<label id="view:_id1:_id3:_id51:office_Label1" class="control-label" for="view:_id1:_id3:_id51:dummyTarget">Office</label>
However, it does the job too ambitiously. It removes any existing
for property, so it would break the association with the specified input control, which may cause other issues with the application and most certainly would cause issues with a screen reader.
2. Concatenating the Value
Changing line 7 to concatenate instead of overriding the value gives us a bit better behavior.
This mode will append the property value to any value that currently exists for the attribute. It will also add the attribute and value if it doesn’t exist.
<label id="view:_id1:_id3:_id51:label17" class="control-label" for="view:_id1:_id3:_id51:dummyTarget">Payment #</label>
This also does the job, but it causes two values to be in the for property if one already existed (although it doesn’t try to generate a client-side ID when it’s appended).
<label id="view:_id1:_id3:_id51:office_Label1" class="control-label" for="view:_id1:_id3:_id51:office1 dummyTarget">Office</label>
This is better than the override method, but still may cause problems.
3. Mode not specified
You can also just not specify the mode.
In this case it only adds the property and value if the property doesn’t already exist, so it’s the cleanest solution.
This is an example of a label that already had the
for attribute specified. It does not get the new dummy value.
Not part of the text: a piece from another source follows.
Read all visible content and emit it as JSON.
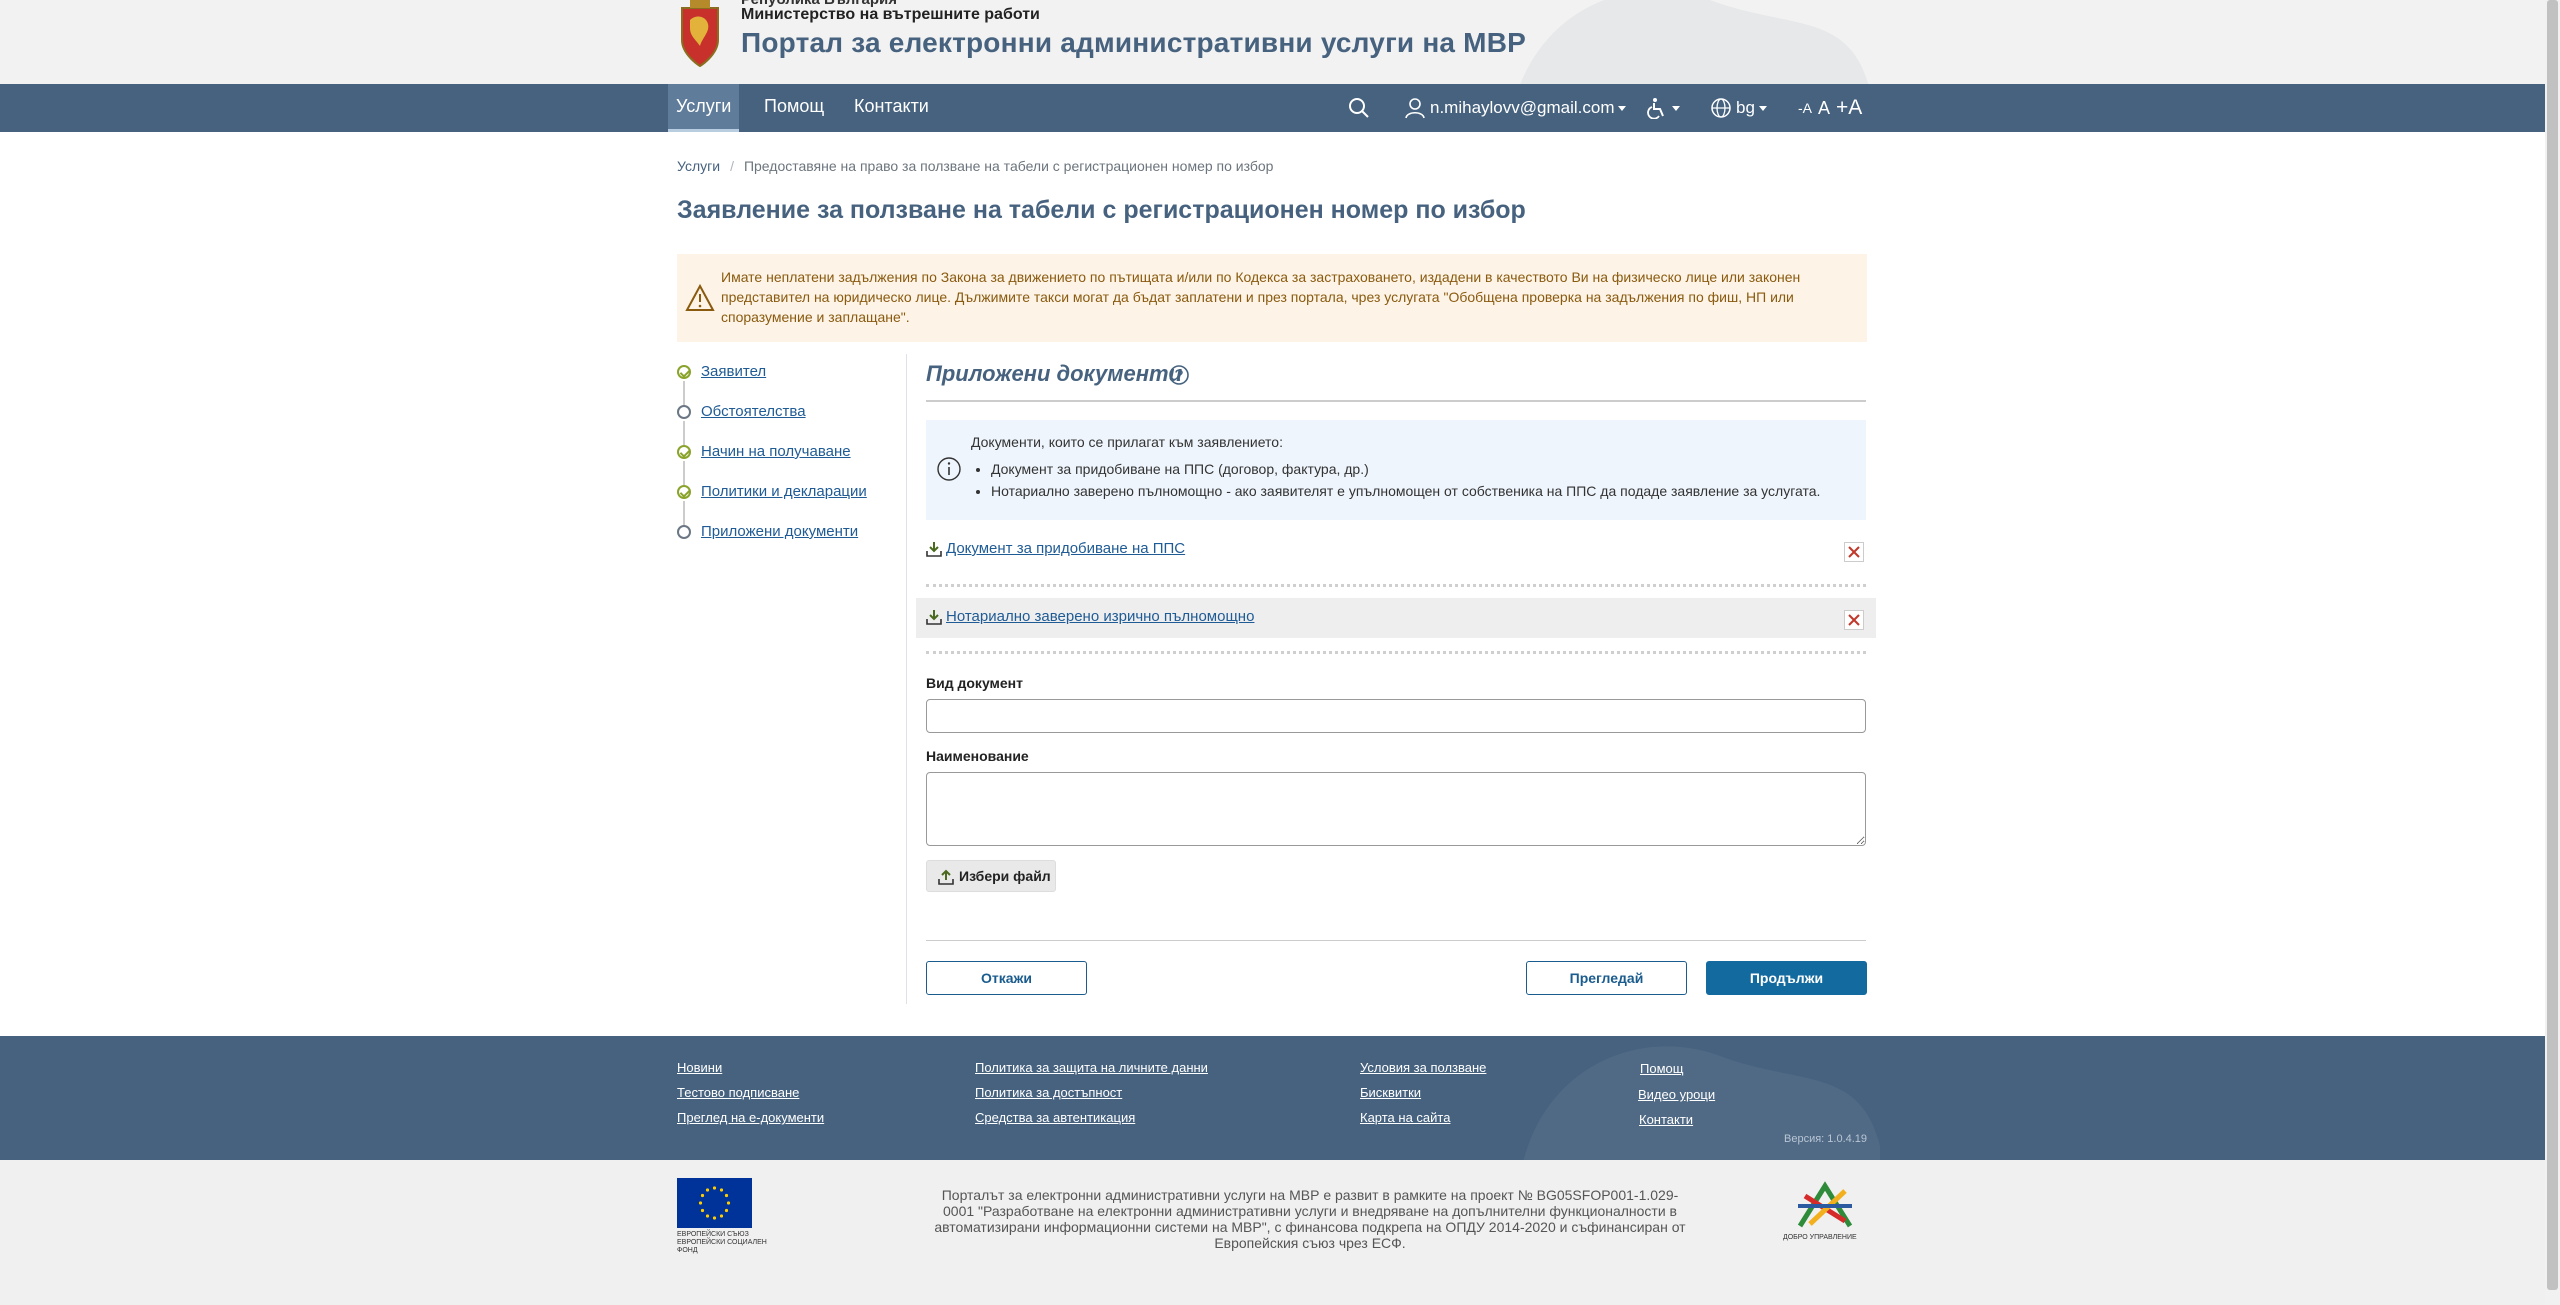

<label id="view:_id1:_id3:_id51:office_Label1" class="control-label" for="view:_id1:_id3:_id51:office1">Office</label>
This is an example of a label that did not have the
for attribute specified:
<label id="view:_id1:_id3:_id51:requisitionLabel" class="control-label" for="view:_id1:_id3:_id51:dummyTarget">Requisition #</label>
Themes are commonly-used in XPages applications to include resources needed throughout an application, but they can also be a powerful tool for consistently applying application-wide control settings. In this post, I’ll explain the difference between different modes for applying a control property and link to a corresponding post with a practical example.
1. Overriding a Control Property
In this post, I showed how to use the theme to add a class to all labels in an application to pick up Bootstrap styling without having to set the class on each individual label.
Here’s an example of the theme code to make it happen:
<control> <name>Text.Label</name> <property mode="override"> <name>styleClass</name> <value>control-label</value> </property> </control>
When a page loads, the theme is applied to the page and all label controls are updated as the page is rendered.
- Line 2 is directing it to apply to all Label controls throughout the application. (This is using a theme ID that’s predefined for the label control, as noted in the Mastering XPages book.)
- Line 4 specifies that it’s updating the
styleClassproperty of the controls.
- Line 5 specifies the
control-labelclass to add to each label. (This is the class name that Bootstrap styling looks for.)
- Line 3 is the variable for this post. This example starts with the setting the override mode. This mode will set the class to the specified value on all label controls, overriding anything that may have been set when the control was added on an XPage or custom control.
2. Concatenating a Control Property
Instead of overriding the property on all controls, another option is to concatenate the specified value to any existing value specified on each instance of the control.
In this case, if there was a label control that already had a class specified, the
control-label class would be added to it (after a space) so the label would have both classes.
If the label control did not have a class, then the specified class would be added.
3. Conditionally Applying a Control Property
The last option is not to specify a mode at all.
In this case, it will not do anything to a label control that already has a class specified, but it will add the specified class to any label control that does not have one.